On July 14, 2011, Missouri Governor Jay Nixon allowed two identical abortion restriction bills to become law. In a bizarre move toward the end of the 2011 legislative session, Missouri legislators passed two versions of the same restriction bill, one originally filed in the Senate and the other in the House. The passage of identical abortion restriction bills was likely fueled by more than one legislator wanting to take credit.

Often erroneously reported as banning abortions after 20 weeks gestation, HB213 & SB65 can more accurately be described as eliminating certain health exceptions that protected women facing serious pregnancy-related complications. The legislation changes the factors physicians must consider before performing a post-viability abortion and creates criminal penalties for physicians not following the new regulations. Governor Nixon, a Democrat who successfully ran as a pro-choice candidate in 2008, did not sign the abortion restriction bills into law nor did he veto the legislation.  The identical abortion restriction bills automatically became law once the July 14, 2011 veto deadline passed.

Reproductive justice advocates had hoped that Governor Nixon would veto the abortion restriction bills. In the weeks leading up to the 2011 veto deadline, the St. Louis Post-Dispatch published an editorial that called on the Governor to do just that and send a message to state legislators that it is time to get serious and cease treating women’s health like a political football. The Post-Dispatch editorial points out that Missouri’s annual legislative pander to anti-choice special interest groups in lieu of focusing on prevention is both fiscally irresponsible and hypocritical; unintended pregnancies cost tax payers billions, while reducing the number of unintended pregnancies would also reduce the number of abortions.
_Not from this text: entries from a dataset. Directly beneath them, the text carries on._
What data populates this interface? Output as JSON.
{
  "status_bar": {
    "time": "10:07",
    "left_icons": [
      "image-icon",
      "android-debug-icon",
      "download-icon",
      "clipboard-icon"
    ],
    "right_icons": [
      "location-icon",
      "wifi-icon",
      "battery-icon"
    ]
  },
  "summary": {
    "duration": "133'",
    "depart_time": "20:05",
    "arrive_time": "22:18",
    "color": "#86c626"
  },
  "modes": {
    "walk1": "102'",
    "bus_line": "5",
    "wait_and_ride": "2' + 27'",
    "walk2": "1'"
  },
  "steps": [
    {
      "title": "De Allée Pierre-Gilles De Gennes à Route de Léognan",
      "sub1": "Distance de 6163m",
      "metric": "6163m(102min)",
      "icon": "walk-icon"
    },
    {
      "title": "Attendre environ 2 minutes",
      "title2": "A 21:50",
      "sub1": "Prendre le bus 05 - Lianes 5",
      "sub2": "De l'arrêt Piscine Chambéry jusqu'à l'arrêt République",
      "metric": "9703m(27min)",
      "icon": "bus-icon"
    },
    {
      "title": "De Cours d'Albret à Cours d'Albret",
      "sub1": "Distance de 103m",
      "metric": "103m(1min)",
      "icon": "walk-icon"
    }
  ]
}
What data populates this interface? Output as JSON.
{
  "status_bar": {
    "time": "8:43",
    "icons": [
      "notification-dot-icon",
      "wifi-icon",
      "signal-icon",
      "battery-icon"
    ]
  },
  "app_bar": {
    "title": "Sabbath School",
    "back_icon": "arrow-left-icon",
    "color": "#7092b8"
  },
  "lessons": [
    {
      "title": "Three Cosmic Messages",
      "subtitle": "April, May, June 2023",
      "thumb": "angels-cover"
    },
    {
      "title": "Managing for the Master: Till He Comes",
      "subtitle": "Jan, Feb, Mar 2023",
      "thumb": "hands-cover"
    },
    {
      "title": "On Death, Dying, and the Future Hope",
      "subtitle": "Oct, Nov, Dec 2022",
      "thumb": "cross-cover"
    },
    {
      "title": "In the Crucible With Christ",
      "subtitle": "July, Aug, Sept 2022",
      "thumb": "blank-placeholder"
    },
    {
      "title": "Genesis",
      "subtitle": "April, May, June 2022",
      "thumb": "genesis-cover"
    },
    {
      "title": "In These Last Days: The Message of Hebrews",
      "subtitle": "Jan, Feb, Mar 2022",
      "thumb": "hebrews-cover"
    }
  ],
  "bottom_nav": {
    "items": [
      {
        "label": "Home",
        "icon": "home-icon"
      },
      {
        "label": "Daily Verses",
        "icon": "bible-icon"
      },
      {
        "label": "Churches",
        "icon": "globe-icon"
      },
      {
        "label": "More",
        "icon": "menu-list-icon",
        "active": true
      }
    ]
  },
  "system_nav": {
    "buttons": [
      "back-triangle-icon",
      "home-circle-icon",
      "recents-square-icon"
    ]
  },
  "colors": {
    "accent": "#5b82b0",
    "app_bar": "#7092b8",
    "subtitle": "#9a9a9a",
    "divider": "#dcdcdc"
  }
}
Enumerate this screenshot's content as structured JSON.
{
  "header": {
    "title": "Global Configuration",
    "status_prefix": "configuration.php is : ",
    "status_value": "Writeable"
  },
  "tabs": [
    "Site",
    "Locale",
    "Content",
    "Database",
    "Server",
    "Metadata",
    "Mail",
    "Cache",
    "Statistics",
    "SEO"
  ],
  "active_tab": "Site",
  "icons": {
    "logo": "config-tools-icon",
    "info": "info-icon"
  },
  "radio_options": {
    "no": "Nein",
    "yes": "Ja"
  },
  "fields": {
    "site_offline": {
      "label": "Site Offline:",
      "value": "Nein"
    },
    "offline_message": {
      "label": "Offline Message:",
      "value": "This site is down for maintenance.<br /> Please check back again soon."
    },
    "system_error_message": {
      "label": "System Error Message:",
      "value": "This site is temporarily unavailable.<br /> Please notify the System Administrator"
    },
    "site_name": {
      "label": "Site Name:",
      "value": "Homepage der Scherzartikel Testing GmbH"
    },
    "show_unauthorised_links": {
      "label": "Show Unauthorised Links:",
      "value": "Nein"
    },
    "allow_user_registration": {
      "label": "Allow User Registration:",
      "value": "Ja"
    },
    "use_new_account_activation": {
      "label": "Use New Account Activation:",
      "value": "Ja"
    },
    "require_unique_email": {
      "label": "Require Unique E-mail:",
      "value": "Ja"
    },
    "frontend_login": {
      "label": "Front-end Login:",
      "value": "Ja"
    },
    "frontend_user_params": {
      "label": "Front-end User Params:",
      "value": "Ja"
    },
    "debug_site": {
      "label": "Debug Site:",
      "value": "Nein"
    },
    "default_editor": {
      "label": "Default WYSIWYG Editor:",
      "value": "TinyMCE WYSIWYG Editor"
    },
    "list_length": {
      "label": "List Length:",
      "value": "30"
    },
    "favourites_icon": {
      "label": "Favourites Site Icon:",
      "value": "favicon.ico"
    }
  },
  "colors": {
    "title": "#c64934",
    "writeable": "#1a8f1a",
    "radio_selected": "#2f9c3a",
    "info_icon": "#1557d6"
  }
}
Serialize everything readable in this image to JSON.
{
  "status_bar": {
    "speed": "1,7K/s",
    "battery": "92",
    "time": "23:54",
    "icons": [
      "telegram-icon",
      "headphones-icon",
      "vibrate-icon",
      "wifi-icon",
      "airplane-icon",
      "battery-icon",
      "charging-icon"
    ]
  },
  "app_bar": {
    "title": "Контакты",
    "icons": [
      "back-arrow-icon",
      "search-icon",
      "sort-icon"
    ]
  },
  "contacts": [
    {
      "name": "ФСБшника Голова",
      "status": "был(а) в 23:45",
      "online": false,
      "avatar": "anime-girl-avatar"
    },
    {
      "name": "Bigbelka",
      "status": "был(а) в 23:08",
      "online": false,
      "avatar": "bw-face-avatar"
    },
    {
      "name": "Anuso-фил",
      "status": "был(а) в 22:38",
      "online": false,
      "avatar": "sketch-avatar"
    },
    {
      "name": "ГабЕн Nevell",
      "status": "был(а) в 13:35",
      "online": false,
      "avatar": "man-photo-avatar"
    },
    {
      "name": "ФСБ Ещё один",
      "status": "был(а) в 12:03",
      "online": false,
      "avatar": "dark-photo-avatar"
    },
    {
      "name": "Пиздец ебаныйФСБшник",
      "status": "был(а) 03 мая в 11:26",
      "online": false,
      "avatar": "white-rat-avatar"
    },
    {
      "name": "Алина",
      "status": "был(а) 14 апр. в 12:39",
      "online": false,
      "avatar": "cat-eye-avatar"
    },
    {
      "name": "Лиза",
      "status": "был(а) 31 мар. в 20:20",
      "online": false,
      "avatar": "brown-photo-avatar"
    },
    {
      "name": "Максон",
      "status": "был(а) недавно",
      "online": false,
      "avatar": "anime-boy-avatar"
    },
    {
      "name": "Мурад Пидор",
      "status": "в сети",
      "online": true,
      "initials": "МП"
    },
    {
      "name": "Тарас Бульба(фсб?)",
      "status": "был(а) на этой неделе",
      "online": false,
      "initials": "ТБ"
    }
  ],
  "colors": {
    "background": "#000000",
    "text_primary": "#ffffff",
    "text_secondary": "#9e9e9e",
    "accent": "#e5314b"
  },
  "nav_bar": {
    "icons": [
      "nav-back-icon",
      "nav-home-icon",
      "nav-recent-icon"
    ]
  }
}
But as the hours ticked by Thursday July 14th it became clear that the Governor was not going to capitalize on this leadership opportunity to send a message through his veto.

Continue reading…